We have to remember the introduction of leverage was a pragmatic approach balancing the need for sponsor contributions, minimising deficit volatility on the sponsor balance sheet and seeking investment returns.
Martin Collins: The reality is you never know which way markets are going. The easiest criticism some could have made of our industry is, ‘Look at how much money you lost on all those gilts', because we have lost hundreds of billions, but the point was locking in funding levels. And it has worked.
Mark Hedges: You do not buy gilts and linkers as a pension fund to make money. You buy them to hedge risk. We are not traders, we are long-term investors, and we manage risk more than investment, to some extent.
James Edwards: Leverage is transforming the deficit volatility into an operational risk you hope you have more control over.
Andrew Cole: The job of the trustee is to manage risk. If you take leverage out of the equation by default, you have more risk. I am concerned we will move back to taking more market and asset-related views to manage the deficit.
What do cash-like illiquid assets look like now?
Mark Hedges: If you are still going to hold illiquid assets, you are moving more into private credit, which is throwing off quarterly payment streams at higher levels than corporate bonds. They are probably more in line with high-yield bonds but are arguably a better credit risk, given they are typically secured. You would use private credit as your illiquid alternative if you need to generate returns over and above what you might get from gilts and corporate bond-type portfolios.
Andrew Cole: The difficulty with that is a lot of private credit schemes are effectively giving a fixed return because they are getting assets yielding 8% or 10%. As rates rise, that return above gilts diminishes because you have a fixed rate return.
Is there going to be a particular move towards a single governance model? Are there many schemes that will change or tweak governance models?
Simon Bentley: There are some areas for improvement and risks that trustees may want to reassign elsewhere. But much of that will be down to personal preference, expertise within individual trustee boards, and the quantity of governance budget those trustee groups have. There will not be a one-size-fits-all approach.

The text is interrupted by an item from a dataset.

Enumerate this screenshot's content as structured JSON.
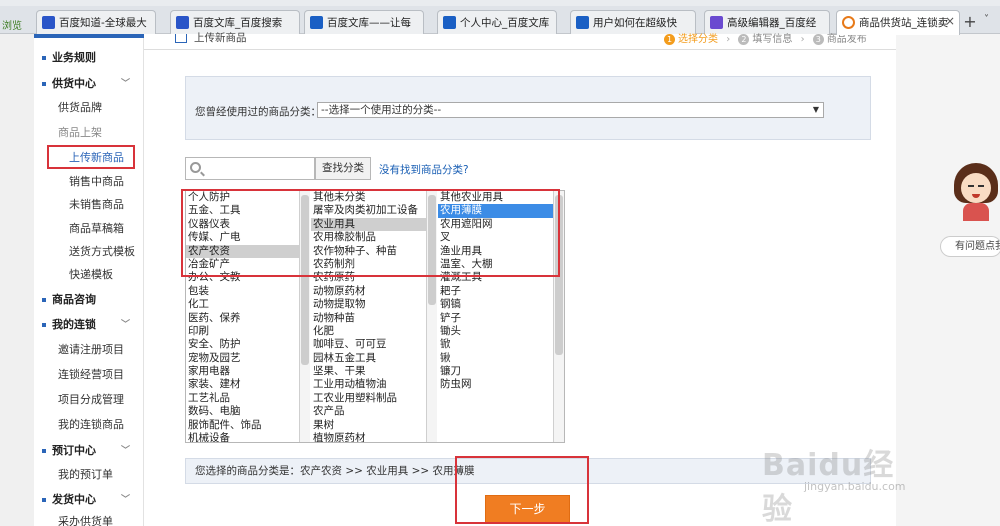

This roundtable was held on 1 November 2022 in association with Columbia Threadneedle Investments